======== PROVIDED RECORDS ========
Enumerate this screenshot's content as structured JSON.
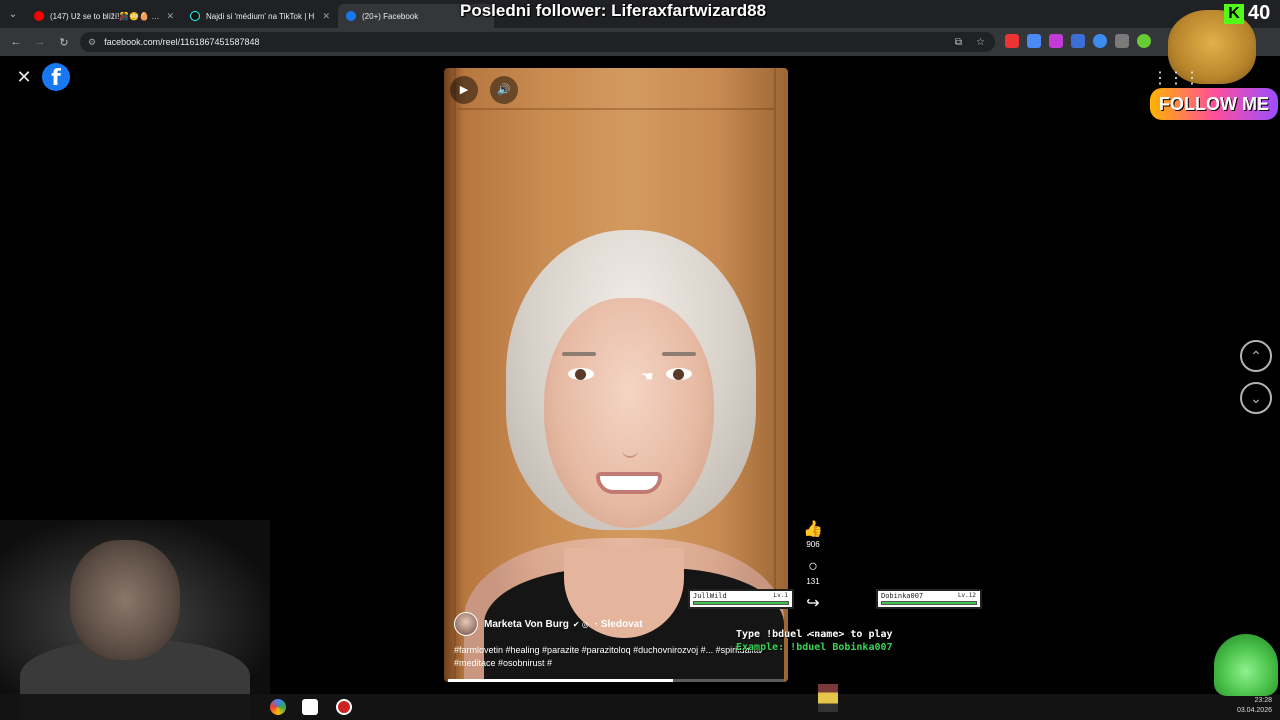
{
  "browser": {
    "tabs": [
      {
        "title": "(147) Už se to blíží!🎊😳🥚 #co",
        "color": "#ff0000",
        "active": false
      },
      {
        "title": "Najdi si 'médium' na TikTok | H",
        "color": "#000000",
        "active": false
      },
      {
        "title": "(20+) Facebook",
        "color": "#1877f2",
        "active": true
      }
    ],
    "url": "facebook.com/reel/1161867451587848"
  },
  "stream_overlay": {
    "last_follower": "Posledni follower: Liferaxfartwizard88",
    "kick_count": "40",
    "follow_me": "FOLLOW ME",
    "duel_line1": "Type !bduel <name> to play",
    "duel_line2": "Example: !bduel Bobinka007",
    "players": [
      {
        "name": "JullWild",
        "level": "Lv.1",
        "hp": 1.0
      },
      {
        "name": "Dobinka007",
        "level": "Lv.12",
        "hp": 1.0
      }
    ]
  },
  "reel": {
    "author": "Marketa Von Burg",
    "follow_label": "· Sledovat",
    "caption": "#farmlovetin #healing #parazite #parazitoloq #duchovnirozvoj #... #spiritualita #meditace #osobnirust #",
    "progress": 0.67,
    "likes": "906",
    "comments": "131"
  },
  "clock": {
    "time": "23:28",
    "date": "03.04.2026"
  },
  "icons": {
    "close": "close-icon",
    "facebook": "facebook-logo",
    "play": "play-icon",
    "volume": "volume-icon",
    "like": "like-icon",
    "comment": "comment-icon",
    "share": "share-icon",
    "more": "more-icon",
    "up": "chevron-up-icon",
    "down": "chevron-down-icon",
    "grid": "grid-icon"
  }
}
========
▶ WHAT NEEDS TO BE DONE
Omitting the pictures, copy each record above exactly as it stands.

▶ TASK OUTPUT
Enumerate this screenshot's content as structured JSON.
{
  "browser": {
    "tabs": [
      {
        "title": "(147) Už se to blíží!🎊😳🥚 #co",
        "color": "#ff0000",
        "active": false
      },
      {
        "title": "Najdi si 'médium' na TikTok | H",
        "color": "#000000",
        "active": false
      },
      {
        "title": "(20+) Facebook",
        "color": "#1877f2",
        "active": true
      }
    ],
    "url": "facebook.com/reel/1161867451587848"
  },
  "stream_overlay": {
    "last_follower": "Posledni follower: Liferaxfartwizard88",
    "kick_count": "40",
    "follow_me": "FOLLOW ME",
    "duel_line1": "Type !bduel <name> to play",
    "duel_line2": "Example: !bduel Bobinka007",
    "players": [
      {
        "name": "JullWild",
        "level": "Lv.1",
        "hp": 1.0
      },
      {
        "name": "Dobinka007",
        "level": "Lv.12",
        "hp": 1.0
      }
    ]
  },
  "reel": {
    "author": "Marketa Von Burg",
    "follow_label": "· Sledovat",
    "caption": "#farmlovetin #healing #parazite #parazitoloq #duchovnirozvoj #... #spiritualita #meditace #osobnirust #",
    "progress": 0.67,
    "likes": "906",
    "comments": "131"
  },
  "clock": {
    "time": "23:28",
    "date": "03.04.2026"
  },
  "icons": {
    "close": "close-icon",
    "facebook": "facebook-logo",
    "play": "play-icon",
    "volume": "volume-icon",
    "like": "like-icon",
    "comment": "comment-icon",
    "share": "share-icon",
    "more": "more-icon",
    "up": "chevron-up-icon",
    "down": "chevron-down-icon",
    "grid": "grid-icon"
  }
}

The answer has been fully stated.